== The data ==

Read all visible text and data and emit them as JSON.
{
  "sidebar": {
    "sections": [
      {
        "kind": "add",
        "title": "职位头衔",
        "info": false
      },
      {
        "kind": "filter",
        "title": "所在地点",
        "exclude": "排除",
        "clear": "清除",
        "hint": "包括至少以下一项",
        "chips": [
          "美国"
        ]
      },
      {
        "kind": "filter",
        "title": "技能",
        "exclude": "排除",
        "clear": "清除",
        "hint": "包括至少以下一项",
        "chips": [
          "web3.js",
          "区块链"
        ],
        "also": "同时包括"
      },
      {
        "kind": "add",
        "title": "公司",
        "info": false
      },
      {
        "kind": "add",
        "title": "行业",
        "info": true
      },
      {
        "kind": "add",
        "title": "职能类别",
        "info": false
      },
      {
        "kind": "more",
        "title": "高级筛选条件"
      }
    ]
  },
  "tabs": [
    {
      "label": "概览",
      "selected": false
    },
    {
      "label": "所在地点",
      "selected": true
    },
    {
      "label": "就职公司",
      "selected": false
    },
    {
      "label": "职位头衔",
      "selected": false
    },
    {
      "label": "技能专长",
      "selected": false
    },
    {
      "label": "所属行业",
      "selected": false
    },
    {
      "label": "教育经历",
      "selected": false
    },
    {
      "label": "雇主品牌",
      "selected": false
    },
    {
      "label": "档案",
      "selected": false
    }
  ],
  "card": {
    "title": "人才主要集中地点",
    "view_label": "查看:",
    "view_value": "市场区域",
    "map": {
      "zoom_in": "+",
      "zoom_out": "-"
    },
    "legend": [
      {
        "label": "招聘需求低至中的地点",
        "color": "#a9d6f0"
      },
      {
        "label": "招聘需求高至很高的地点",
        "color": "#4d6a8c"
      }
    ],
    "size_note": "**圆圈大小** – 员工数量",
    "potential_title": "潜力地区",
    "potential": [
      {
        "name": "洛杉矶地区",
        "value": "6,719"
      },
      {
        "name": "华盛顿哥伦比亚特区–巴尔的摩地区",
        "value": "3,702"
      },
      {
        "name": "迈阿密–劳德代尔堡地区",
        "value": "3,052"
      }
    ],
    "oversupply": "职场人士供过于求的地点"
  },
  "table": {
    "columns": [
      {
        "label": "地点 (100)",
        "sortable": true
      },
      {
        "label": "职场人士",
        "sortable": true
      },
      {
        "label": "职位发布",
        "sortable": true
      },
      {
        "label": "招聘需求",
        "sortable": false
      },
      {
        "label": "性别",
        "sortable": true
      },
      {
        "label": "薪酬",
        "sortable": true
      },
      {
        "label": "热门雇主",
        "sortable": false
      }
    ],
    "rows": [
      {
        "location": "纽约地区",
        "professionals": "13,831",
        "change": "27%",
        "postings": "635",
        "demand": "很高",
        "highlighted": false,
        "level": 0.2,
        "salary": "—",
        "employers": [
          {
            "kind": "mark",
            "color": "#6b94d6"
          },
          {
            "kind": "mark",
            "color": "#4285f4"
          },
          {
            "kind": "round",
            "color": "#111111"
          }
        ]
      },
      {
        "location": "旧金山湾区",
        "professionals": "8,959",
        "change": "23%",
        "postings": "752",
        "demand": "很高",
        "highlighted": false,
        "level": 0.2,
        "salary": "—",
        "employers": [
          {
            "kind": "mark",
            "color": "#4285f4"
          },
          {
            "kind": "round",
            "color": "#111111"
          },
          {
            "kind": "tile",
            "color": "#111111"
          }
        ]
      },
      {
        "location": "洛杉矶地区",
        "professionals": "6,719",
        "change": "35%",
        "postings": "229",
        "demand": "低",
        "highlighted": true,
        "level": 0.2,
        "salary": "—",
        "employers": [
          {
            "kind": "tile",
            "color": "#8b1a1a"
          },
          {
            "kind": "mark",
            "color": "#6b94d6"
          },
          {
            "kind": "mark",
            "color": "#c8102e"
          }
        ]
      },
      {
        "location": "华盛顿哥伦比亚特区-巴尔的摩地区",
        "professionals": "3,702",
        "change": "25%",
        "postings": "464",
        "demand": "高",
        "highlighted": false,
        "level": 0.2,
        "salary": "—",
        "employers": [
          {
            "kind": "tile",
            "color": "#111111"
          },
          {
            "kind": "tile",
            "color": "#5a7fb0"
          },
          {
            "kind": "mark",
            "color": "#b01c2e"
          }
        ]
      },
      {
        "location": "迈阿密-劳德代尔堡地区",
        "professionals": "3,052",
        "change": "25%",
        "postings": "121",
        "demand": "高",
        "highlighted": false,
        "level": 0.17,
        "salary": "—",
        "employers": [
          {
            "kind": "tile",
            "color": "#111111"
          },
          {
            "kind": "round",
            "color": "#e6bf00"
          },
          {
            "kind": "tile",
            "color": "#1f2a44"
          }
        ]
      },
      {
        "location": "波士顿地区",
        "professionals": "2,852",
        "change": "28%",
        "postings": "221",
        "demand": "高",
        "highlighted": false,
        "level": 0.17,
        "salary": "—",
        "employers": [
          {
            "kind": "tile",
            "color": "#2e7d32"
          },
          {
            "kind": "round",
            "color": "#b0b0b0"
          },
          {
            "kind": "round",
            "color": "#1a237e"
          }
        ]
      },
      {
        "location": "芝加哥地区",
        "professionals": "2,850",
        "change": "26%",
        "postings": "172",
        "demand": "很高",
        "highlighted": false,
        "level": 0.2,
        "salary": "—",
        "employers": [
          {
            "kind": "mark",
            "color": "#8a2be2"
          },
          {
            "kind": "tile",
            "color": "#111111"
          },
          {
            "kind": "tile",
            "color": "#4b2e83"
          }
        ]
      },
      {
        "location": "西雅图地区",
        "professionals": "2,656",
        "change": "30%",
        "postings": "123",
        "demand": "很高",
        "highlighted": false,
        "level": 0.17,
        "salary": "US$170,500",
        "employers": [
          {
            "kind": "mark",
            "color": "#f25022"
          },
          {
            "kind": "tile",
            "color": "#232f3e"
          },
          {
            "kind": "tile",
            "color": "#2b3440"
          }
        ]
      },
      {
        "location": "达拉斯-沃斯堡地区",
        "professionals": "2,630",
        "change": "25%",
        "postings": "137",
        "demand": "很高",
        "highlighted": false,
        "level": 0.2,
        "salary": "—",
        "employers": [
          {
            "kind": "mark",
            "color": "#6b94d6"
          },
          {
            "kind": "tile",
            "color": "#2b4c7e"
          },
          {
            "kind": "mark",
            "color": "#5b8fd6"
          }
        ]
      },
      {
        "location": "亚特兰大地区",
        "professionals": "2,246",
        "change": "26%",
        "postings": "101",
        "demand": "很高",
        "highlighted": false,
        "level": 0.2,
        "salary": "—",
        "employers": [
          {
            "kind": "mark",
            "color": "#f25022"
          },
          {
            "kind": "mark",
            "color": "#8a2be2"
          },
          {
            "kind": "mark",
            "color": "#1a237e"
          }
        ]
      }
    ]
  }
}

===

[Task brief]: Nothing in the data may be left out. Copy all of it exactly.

[Task result]:
Read all visible text and data and emit them as JSON.
{
  "sidebar": {
    "sections": [
      {
        "kind": "add",
        "title": "职位头衔",
        "info": false
      },
      {
        "kind": "filter",
        "title": "所在地点",
        "exclude": "排除",
        "clear": "清除",
        "hint": "包括至少以下一项",
        "chips": [
          "美国"
        ]
      },
      {
        "kind": "filter",
        "title": "技能",
        "exclude": "排除",
        "clear": "清除",
        "hint": "包括至少以下一项",
        "chips": [
          "web3.js",
          "区块链"
        ],
        "also": "同时包括"
      },
      {
        "kind": "add",
        "title": "公司",
        "info": false
      },
      {
        "kind": "add",
        "title": "行业",
        "info": true
      },
      {
        "kind": "add",
        "title": "职能类别",
        "info": false
      },
      {
        "kind": "more",
        "title": "高级筛选条件"
      }
    ]
  },
  "tabs": [
    {
      "label": "概览",
      "selected": false
    },
    {
      "label": "所在地点",
      "selected": true
    },
    {
      "label": "就职公司",
      "selected": false
    },
    {
      "label": "职位头衔",
      "selected": false
    },
    {
      "label": "技能专长",
      "selected": false
    },
    {
      "label": "所属行业",
      "selected": false
    },
    {
      "label": "教育经历",
      "selected": false
    },
    {
      "label": "雇主品牌",
      "selected": false
    },
    {
      "label": "档案",
      "selected": false
    }
  ],
  "card": {
    "title": "人才主要集中地点",
    "view_label": "查看:",
    "view_value": "市场区域",
    "map": {
      "zoom_in": "+",
      "zoom_out": "-"
    },
    "legend": [
      {
        "label": "招聘需求低至中的地点",
        "color": "#a9d6f0"
      },
      {
        "label": "招聘需求高至很高的地点",
        "color": "#4d6a8c"
      }
    ],
    "size_note": "**圆圈大小** – 员工数量",
    "potential_title": "潜力地区",
    "potential": [
      {
        "name": "洛杉矶地区",
        "value": "6,719"
      },
      {
        "name": "华盛顿哥伦比亚特区–巴尔的摩地区",
        "value": "3,702"
      },
      {
        "name": "迈阿密–劳德代尔堡地区",
        "value": "3,052"
      }
    ],
    "oversupply": "职场人士供过于求的地点"
  },
  "table": {
    "columns": [
      {
        "label": "地点 (100)",
        "sortable": true
      },
      {
        "label": "职场人士",
        "sortable": true
      },
      {
        "label": "职位发布",
        "sortable": true
      },
      {
        "label": "招聘需求",
        "sortable": false
      },
      {
        "label": "性别",
        "sortable": true
      },
      {
        "label": "薪酬",
        "sortable": true
      },
      {
        "label": "热门雇主",
        "sortable": false
      }
    ],
    "rows": [
      {
        "location": "纽约地区",
        "professionals": "13,831",
        "change": "27%",
        "postings": "635",
        "demand": "很高",
        "highlighted": false,
        "level": 0.2,
        "salary": "—",
        "employers": [
          {
            "kind": "mark",
            "color": "#6b94d6"
          },
          {
            "kind": "mark",
            "color": "#4285f4"
          },
          {
            "kind": "round",
            "color": "#111111"
          }
        ]
      },
      {
        "location": "旧金山湾区",
        "professionals": "8,959",
        "change": "23%",
        "postings": "752",
        "demand": "很高",
        "highlighted": false,
        "level": 0.2,
        "salary": "—",
        "employers": [
          {
            "kind": "mark",
            "color": "#4285f4"
          },
          {
            "kind": "round",
            "color": "#111111"
          },
          {
            "kind": "tile",
            "color": "#111111"
          }
        ]
      },
      {
        "location": "洛杉矶地区",
        "professionals": "6,719",
        "change": "35%",
        "postings": "229",
        "demand": "低",
        "highlighted": true,
        "level": 0.2,
        "salary": "—",
        "employers": [
          {
            "kind": "tile",
            "color": "#8b1a1a"
          },
          {
            "kind": "mark",
            "color": "#6b94d6"
          },
          {
            "kind": "mark",
            "color": "#c8102e"
          }
        ]
      },
      {
        "location": "华盛顿哥伦比亚特区-巴尔的摩地区",
        "professionals": "3,702",
        "change": "25%",
        "postings": "464",
        "demand": "高",
        "highlighted": false,
        "level": 0.2,
        "salary": "—",
        "employers": [
          {
            "kind": "tile",
            "color": "#111111"
          },
          {
            "kind": "tile",
            "color": "#5a7fb0"
          },
          {
            "kind": "mark",
            "color": "#b01c2e"
          }
        ]
      },
      {
        "location": "迈阿密-劳德代尔堡地区",
        "professionals": "3,052",
        "change": "25%",
        "postings": "121",
        "demand": "高",
        "highlighted": false,
        "level": 0.17,
        "salary": "—",
        "employers": [
          {
            "kind": "tile",
            "color": "#111111"
          },
          {
            "kind": "round",
            "color": "#e6bf00"
          },
          {
            "kind": "tile",
            "color": "#1f2a44"
          }
        ]
      },
      {
        "location": "波士顿地区",
        "professionals": "2,852",
        "change": "28%",
        "postings": "221",
        "demand": "高",
        "highlighted": false,
        "level": 0.17,
        "salary": "—",
        "employers": [
          {
            "kind": "tile",
            "color": "#2e7d32"
          },
          {
            "kind": "round",
            "color": "#b0b0b0"
          },
          {
            "kind": "round",
            "color": "#1a237e"
          }
        ]
      },
      {
        "location": "芝加哥地区",
        "professionals": "2,850",
        "change": "26%",
        "postings": "172",
        "demand": "很高",
        "highlighted": false,
        "level": 0.2,
        "salary": "—",
        "employers": [
          {
            "kind": "mark",
            "color": "#8a2be2"
          },
          {
            "kind": "tile",
            "color": "#111111"
          },
          {
            "kind": "tile",
            "color": "#4b2e83"
          }
        ]
      },
      {
        "location": "西雅图地区",
        "professionals": "2,656",
        "change": "30%",
        "postings": "123",
        "demand": "很高",
        "highlighted": false,
        "level": 0.17,
        "salary": "US$170,500",
        "employers": [
          {
            "kind": "mark",
            "color": "#f25022"
          },
          {
            "kind": "tile",
            "color": "#232f3e"
          },
          {
            "kind": "tile",
            "color": "#2b3440"
          }
        ]
      },
      {
        "location": "达拉斯-沃斯堡地区",
        "professionals": "2,630",
        "change": "25%",
        "postings": "137",
        "demand": "很高",
        "highlighted": false,
        "level": 0.2,
        "salary": "—",
        "employers": [
          {
            "kind": "mark",
            "color": "#6b94d6"
          },
          {
            "kind": "tile",
            "color": "#2b4c7e"
          },
          {
            "kind": "mark",
            "color": "#5b8fd6"
          }
        ]
      },
      {
        "location": "亚特兰大地区",
        "professionals": "2,246",
        "change": "26%",
        "postings": "101",
        "demand": "很高",
        "highlighted": false,
        "level": 0.2,
        "salary": "—",
        "employers": [
          {
            "kind": "mark",
            "color": "#f25022"
          },
          {
            "kind": "mark",
            "color": "#8a2be2"
          },
          {
            "kind": "mark",
            "color": "#1a237e"
          }
        ]
      }
    ]
  }
}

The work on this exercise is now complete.